» **REQUIRED WORK**
For the word "Expression", state how many lines below contain it. Give no other text.

» **TASK INPUT**
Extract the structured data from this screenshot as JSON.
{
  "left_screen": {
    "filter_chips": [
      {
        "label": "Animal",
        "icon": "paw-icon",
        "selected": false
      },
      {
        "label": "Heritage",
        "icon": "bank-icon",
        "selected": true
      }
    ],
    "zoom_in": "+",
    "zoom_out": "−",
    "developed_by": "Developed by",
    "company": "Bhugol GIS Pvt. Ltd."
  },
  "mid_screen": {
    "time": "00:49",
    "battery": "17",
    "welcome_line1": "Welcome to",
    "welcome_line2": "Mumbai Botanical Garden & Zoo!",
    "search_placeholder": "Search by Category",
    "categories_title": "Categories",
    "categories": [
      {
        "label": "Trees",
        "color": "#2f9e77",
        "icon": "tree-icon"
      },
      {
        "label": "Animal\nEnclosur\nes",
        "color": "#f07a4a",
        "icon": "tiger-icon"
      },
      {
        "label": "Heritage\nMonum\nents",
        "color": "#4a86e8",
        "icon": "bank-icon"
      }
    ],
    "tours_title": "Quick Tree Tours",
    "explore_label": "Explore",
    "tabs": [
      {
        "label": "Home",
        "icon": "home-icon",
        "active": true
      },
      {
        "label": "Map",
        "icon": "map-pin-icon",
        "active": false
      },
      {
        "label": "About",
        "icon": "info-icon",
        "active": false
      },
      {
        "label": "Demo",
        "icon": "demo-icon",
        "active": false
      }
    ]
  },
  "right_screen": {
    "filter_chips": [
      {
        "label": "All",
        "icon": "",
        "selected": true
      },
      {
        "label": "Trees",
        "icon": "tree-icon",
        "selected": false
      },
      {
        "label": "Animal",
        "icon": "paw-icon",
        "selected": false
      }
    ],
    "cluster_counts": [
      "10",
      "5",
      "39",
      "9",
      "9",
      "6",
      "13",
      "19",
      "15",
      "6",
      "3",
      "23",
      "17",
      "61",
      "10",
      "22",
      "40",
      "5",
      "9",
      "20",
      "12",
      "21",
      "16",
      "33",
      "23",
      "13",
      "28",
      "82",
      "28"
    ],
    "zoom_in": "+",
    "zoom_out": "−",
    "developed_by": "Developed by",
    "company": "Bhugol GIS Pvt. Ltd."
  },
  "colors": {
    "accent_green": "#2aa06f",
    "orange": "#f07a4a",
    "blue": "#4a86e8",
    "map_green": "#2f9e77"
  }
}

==

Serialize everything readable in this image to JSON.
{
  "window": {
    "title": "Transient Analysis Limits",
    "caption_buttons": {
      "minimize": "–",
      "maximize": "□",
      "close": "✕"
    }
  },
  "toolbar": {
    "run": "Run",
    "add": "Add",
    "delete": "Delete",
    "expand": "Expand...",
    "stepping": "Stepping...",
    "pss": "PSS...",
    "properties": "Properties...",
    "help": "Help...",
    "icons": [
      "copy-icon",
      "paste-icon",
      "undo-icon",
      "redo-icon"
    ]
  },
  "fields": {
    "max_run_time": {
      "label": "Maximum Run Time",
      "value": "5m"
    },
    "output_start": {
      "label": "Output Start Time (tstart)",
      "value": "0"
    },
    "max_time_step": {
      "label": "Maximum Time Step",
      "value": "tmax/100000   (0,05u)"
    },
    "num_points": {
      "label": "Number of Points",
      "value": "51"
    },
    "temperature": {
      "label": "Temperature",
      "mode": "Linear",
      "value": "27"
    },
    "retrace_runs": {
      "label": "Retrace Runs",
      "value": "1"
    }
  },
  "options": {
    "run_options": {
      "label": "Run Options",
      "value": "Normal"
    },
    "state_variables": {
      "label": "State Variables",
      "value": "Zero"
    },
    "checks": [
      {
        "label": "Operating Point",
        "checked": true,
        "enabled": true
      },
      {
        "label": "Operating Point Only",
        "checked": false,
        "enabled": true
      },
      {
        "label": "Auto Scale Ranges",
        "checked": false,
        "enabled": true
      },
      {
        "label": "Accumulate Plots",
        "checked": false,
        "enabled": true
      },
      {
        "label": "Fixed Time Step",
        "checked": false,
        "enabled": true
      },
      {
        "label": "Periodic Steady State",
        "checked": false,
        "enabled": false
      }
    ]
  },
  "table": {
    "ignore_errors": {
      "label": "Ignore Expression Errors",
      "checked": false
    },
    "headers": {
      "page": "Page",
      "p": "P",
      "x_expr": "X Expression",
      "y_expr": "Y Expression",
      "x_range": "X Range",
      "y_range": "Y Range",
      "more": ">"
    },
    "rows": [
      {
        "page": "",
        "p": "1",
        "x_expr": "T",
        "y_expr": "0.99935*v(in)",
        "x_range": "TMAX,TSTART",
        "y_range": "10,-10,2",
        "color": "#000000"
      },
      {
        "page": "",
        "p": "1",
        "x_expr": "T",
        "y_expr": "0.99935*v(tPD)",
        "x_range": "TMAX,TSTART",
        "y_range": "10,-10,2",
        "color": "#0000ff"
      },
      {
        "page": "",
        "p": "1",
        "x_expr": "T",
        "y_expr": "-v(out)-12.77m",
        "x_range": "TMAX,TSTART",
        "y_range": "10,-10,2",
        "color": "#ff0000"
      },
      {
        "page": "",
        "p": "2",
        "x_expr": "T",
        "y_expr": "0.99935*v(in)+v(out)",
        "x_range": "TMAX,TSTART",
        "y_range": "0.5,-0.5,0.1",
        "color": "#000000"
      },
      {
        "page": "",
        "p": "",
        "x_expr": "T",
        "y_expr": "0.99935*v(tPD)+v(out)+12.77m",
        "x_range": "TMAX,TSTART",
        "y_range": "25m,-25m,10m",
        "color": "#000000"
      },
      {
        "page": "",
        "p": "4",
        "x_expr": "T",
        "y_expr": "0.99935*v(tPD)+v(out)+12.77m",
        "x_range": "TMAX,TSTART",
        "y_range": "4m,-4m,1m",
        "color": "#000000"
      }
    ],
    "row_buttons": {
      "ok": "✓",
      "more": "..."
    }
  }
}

» **TASK RESULT**
3